The lottery is a type of gambling where a ticket has the potential to win a prize. Prizes can be money, goods, or services. There are many ways to play the lottery, including through the state run lotteries that are found in many countries and states.
The history of the lottery can be traced back to ancient times. During the Renaissance, it was common to draw lots to determine ownership of items such as land or houses. By the nineteenth century, lottery games were used in Europe to raise funds for public works and for charitable purposes. During the American Revolution, Benjamin Franklin sponsored a lottery to fund cannons for Philadelphia’s defense against the British.
State lotteries are now ubiquitous, with more than 37 states and the District of Columbia having one or more. In general, the public has broad support for them. This is due in large part to the perception that proceeds from lottery play are used for a specific public good, such as education. The popularity of lotteries is also related to the fact that they are a low-cost method for obtaining large cash prizes.
A lottery is a game in which numbers are drawn at random and people pay for the privilege of trying to match them. Prizes are awarded to those whose numbers are drawn, although the probability of winning is very low. People who participate in a lottery are often motivated by the desire to experience an exciting and rewarding activity, and they are willing to take a substantial risk in order to do so. Unlike other forms of gambling, the lottery offers prizes that are typically far greater than the cost of participation.
While the casting of lots to decide fates has a long record in human history, it was not until the 16th century that lotteries were first introduced for material gain. The first recorded lotteries to offer tickets with prizes in the form of money were held in the cities of the Low Countries in the 15th century. The word “lottery” may be derived from Middle Dutch loterie, or it could be a calque on Latin lotium, meaning “fateful drawing of lots.”
The modern era of state lotteries began with New Hampshire’s introduction of one in 1964. The rest of the nation quickly followed suit. Since then, no state has abolished its lottery.
When a state establishes its own lottery, it typically legislates a monopoly for itself; establishes a public agency or corporation to run the lottery (as opposed to allowing private firms to operate it in return for a share of profits); starts with a limited number of relatively simple games; and, as demand increases, progressively expands its offerings.

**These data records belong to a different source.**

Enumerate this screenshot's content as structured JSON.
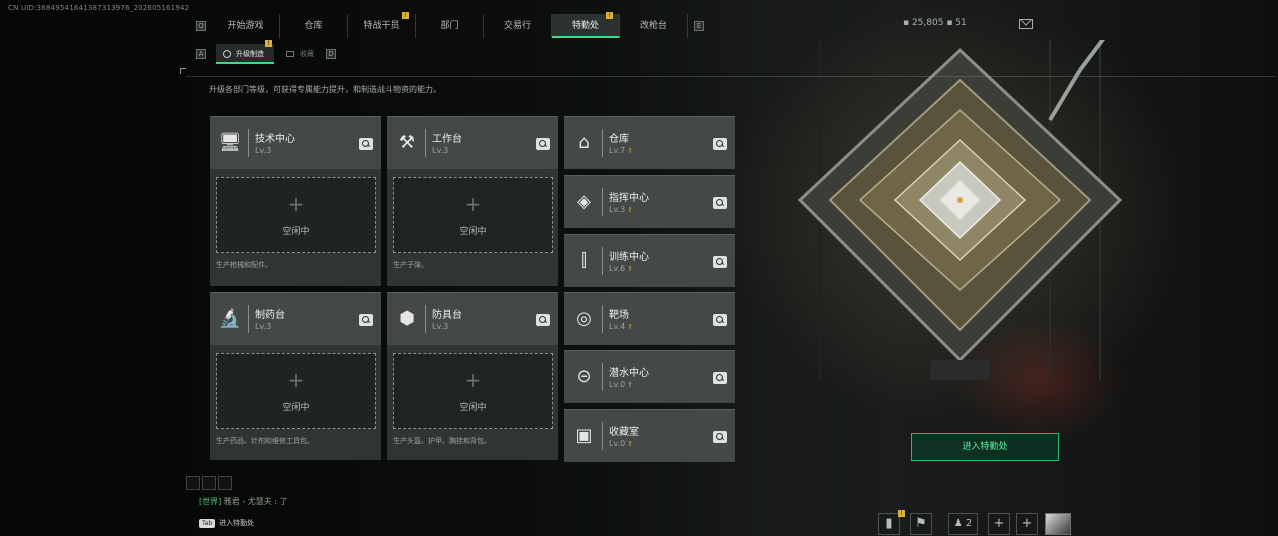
{
  "uid": "CN UID:3684954164138731397​6_20260516194​2",
  "top_tabs": [
    {
      "label": "开始游戏",
      "badge": ""
    },
    {
      "label": "仓库",
      "badge": ""
    },
    {
      "label": "特战干员",
      "badge": "!"
    },
    {
      "label": "部门",
      "badge": ""
    },
    {
      "label": "交易行",
      "badge": ""
    },
    {
      "label": "特勤处",
      "badge": "!",
      "active": true
    },
    {
      "label": "改枪台",
      "badge": ""
    }
  ],
  "nav_keys": {
    "prev": "Q",
    "next": "E",
    "sub_prev": "A",
    "sub_next": "D"
  },
  "sub_tabs": {
    "active": "升级制造",
    "active_badge": "!",
    "inactive": "收藏"
  },
  "description": "升级各部门等级，可获得专属能力提升，和制造战斗物资的能力。",
  "currency": "▪ 25,805   ▪ 51",
  "facilities_large": [
    {
      "name": "技术中心",
      "level": "Lv.3",
      "icon": "computer-icon",
      "glyph": "🖥",
      "slot": "空闲中",
      "note": "生产枪械和配件。"
    },
    {
      "name": "工作台",
      "level": "Lv.3",
      "icon": "tools-icon",
      "glyph": "⚒",
      "slot": "空闲中",
      "note": "生产子弹。"
    },
    {
      "name": "制药台",
      "level": "Lv.3",
      "icon": "microscope-icon",
      "glyph": "🔬",
      "slot": "空闲中",
      "note": "生产药品、针剂和维修工具包。"
    },
    {
      "name": "防具台",
      "level": "Lv.3",
      "icon": "armor-icon",
      "glyph": "⬢",
      "slot": "空闲中",
      "note": "生产头盔、护甲、胸挂和背包。"
    }
  ],
  "facilities_small": [
    {
      "name": "仓库",
      "level": "Lv.7",
      "icon": "warehouse-icon",
      "glyph": "⌂"
    },
    {
      "name": "指挥中心",
      "level": "Lv.3",
      "icon": "command-icon",
      "glyph": "◈"
    },
    {
      "name": "训练中心",
      "level": "Lv.6",
      "icon": "dumbbell-icon",
      "glyph": "⫿"
    },
    {
      "name": "靶场",
      "level": "Lv.4",
      "icon": "target-icon",
      "glyph": "◎"
    },
    {
      "name": "潜水中心",
      "level": "Lv.0",
      "icon": "goggles-icon",
      "glyph": "⊝"
    },
    {
      "name": "收藏室",
      "level": "Lv.0",
      "icon": "display-case-icon",
      "glyph": "▣"
    }
  ],
  "enter_button": "进入特勤处",
  "chat": {
    "tag": "[世界]",
    "text": "雅君 - 尤慧夫 : 了"
  },
  "tab_hint": {
    "key": "Tab",
    "label": "进入特勤处"
  },
  "bottom_right": {
    "stats_badge": "!",
    "friends_count": "2"
  }
}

A significant problem with the expansion of the lottery is that it exposes players to a greater variety of risky behaviors than would otherwise be the case. In addition to the risks of addiction, it exposes them to the possibility of losing much more money than they would if they played only traditional games.